HUD Human Capital Management: Comprehensive Strategic Workforce Planning Needed
Looming retirements during the next 5 years at the Department of Housing and Urban Development (HUD) have brought the need for workforce planning to the forefront. HUD has done some workforce planning and has determined how many staff it needs to meet its current workload, but it does not have a comprehensive strategic workforce plan to guide its recruiting, hiring, and other key human capital efforts. Workforce planning steps taken include a detailed analysis of HUD's potential staff losses and completion of HUD's resource estimation and allocation process, which estimates the staff needed to handle the current workload in each office. Some of the Public and Indian Housing (PIH) managers and staff reported that the lack of workforce planning makes it difficult to accomplish mission-related activities and provide customer service. The issue of greatest concern for PIH managers and staff is the staffing shortage.
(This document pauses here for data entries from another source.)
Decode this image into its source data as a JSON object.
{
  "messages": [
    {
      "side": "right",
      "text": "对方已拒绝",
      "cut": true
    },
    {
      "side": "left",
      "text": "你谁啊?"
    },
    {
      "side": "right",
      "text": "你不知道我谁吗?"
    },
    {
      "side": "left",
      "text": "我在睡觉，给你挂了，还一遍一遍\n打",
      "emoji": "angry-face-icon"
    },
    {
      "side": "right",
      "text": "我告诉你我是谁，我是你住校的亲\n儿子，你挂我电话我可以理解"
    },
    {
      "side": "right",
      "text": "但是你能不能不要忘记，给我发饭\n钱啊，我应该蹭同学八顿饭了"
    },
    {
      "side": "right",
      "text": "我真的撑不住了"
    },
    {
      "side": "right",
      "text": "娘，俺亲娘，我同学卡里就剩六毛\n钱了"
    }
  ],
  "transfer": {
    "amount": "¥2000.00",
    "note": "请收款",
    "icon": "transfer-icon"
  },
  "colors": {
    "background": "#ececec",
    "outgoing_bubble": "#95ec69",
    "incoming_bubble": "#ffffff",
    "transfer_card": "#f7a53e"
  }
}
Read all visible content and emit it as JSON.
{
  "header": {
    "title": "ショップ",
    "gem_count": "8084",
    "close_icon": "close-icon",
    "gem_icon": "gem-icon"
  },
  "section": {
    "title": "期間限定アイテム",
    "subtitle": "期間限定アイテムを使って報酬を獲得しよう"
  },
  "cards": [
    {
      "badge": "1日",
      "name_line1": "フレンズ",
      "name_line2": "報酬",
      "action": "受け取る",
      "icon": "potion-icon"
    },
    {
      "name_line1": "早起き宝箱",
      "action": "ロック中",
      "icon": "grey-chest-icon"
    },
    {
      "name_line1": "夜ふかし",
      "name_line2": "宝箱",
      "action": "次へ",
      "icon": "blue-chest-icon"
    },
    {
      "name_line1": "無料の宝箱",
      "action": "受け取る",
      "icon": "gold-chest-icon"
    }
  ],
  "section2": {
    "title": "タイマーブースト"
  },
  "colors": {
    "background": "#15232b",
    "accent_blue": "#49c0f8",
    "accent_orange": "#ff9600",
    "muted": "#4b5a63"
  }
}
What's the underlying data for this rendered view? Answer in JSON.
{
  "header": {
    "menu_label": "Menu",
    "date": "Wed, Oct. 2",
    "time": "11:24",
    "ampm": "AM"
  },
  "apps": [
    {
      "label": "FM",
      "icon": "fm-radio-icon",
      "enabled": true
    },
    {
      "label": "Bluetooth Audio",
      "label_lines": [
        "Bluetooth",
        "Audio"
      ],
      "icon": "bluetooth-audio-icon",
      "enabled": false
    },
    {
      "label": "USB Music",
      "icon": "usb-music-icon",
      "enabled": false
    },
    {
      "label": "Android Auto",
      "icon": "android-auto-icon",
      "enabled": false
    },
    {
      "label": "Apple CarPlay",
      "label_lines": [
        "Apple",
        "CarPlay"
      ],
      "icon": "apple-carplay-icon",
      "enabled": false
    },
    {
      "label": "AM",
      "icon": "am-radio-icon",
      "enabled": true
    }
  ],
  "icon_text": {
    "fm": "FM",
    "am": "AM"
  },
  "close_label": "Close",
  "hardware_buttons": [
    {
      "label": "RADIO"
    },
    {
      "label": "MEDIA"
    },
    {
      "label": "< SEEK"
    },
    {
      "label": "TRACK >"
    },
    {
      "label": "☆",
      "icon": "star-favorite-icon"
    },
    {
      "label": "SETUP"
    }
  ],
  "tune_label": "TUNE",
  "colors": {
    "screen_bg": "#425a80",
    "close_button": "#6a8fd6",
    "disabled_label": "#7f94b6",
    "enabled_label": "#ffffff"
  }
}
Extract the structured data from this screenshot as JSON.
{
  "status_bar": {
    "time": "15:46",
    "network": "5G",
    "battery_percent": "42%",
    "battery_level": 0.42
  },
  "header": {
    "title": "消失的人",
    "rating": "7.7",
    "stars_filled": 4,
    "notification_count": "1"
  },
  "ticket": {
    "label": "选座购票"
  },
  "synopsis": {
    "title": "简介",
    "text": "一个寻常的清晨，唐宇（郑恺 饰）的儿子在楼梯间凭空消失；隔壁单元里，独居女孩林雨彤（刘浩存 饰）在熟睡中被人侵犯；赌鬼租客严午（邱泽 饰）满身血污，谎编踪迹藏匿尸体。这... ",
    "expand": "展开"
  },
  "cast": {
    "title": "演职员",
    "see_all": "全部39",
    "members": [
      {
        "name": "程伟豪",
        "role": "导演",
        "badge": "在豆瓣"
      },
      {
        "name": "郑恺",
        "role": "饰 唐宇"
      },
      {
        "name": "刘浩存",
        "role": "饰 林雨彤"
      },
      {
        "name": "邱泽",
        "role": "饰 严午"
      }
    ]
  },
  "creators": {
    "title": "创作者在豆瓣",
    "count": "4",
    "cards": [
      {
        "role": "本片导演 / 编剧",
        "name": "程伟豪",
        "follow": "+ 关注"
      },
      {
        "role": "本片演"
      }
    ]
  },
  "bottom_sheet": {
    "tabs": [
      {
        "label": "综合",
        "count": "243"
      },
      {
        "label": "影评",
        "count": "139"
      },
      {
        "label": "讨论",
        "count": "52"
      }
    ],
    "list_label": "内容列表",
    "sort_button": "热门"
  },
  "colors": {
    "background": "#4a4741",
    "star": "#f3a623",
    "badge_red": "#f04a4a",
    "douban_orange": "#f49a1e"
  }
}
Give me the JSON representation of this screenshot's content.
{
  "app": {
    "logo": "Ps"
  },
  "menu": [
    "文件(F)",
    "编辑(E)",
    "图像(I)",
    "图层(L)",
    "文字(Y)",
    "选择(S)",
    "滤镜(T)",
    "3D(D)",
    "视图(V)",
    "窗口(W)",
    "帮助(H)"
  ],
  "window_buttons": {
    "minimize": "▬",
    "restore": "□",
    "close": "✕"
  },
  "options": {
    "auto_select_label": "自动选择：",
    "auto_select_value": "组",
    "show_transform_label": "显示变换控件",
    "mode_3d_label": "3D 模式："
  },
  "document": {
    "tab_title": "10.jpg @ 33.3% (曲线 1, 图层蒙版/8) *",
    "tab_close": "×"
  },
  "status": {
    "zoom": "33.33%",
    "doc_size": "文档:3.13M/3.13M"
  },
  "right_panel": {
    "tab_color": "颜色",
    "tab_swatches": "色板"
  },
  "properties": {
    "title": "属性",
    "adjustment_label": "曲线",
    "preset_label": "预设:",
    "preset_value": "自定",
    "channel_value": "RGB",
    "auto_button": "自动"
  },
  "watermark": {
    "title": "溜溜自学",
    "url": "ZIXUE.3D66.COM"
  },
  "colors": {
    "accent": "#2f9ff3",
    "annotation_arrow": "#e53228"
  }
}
Because HUD lacks a comprehensive strategic workforce plan, some PIH managers and staff were uncertain about what work should be done and the best mix of staff knowledge, skills, and abilities to do it.
Recommendations for Executive Action
|Department of Housing and Urban Development||The Secretary of HUD should develop a comprehensive strategic workforce plan that is aligned with its overall strategic plan and identifies the knowledge, skills, and abilities HUD needs and the actions that it plans to take to build its workforce for the future.||
HUD's Office of Human Resources contracted with Logistics Management Institute (LMI) to develop a Strategic Workforce Plan for its four program offices, which it completed in September 2004. The plan was aligned with HUD's strategic plan as updated in 2003, and included analyses of what staff should be doing now and in the future; the knowledge, skills, and abilities needed to accomplish those tasks; and current skills gaps. It also included recommendations for workforce planning strategies. In April 2005, they completed a Departmental Implementation and Action Plan to outline strategies and milestones for addressing its human capital needs. According to its FY 2005 Annual Performance Plan, HUD is in the process of conducting a comprehensive workforce analysis and developing a workforce plan for each program office to address mission critical skill gaps. The findings of these analyses will be used in the agency's strategic planning, including budget and hiring decisions, and in individual office plans regarding the consideration of e-Government and competitive sourcing, and changes in the offices' mission and goals, products and services, and service delivery. In FY 2004, HUD completed workforce analyses in some HUD offices, identifying the knowledge, skills, and abilities present and needed to accomplish its mission activities. HUD plans to complete this analysis for all HUD offices by the end of FY 2005. As of April 2004, HUD awarded a contract to Logistics Management Institute to create a comprehensive workforce plan. The contractor is currently conducting its analysis of the core HUD offices of Fair Housing, Housing, Public and Indian Housing, and Community Planning and Development. The estimated completion date for the combined workforce plan is September 30, 2004. In addition, HUD contracted with the HUD Training Academy to do an analysis of the "critical skills" needed for its key corporate positions, data which HUD plans to use in training, hiring, and, eventually, performance management. These data will also be used to help the agency fill skills gaps identified by the workforce plan. Ms. Richardson indicated that it was her understanding that all of these processes would be coordinated with the strategic and succession plans once they are completed. To build its workforce in the future, HUD has maintained its entry-level intern program and created an "Emerging Leaders" program to train mid-level staff for management, "Operation Braintrust" as a mechanism for staff nearing retirement to pass on knowledge through training, and the "Living Legacy" program for current senior-level employees to train staff in management techniques within the agency.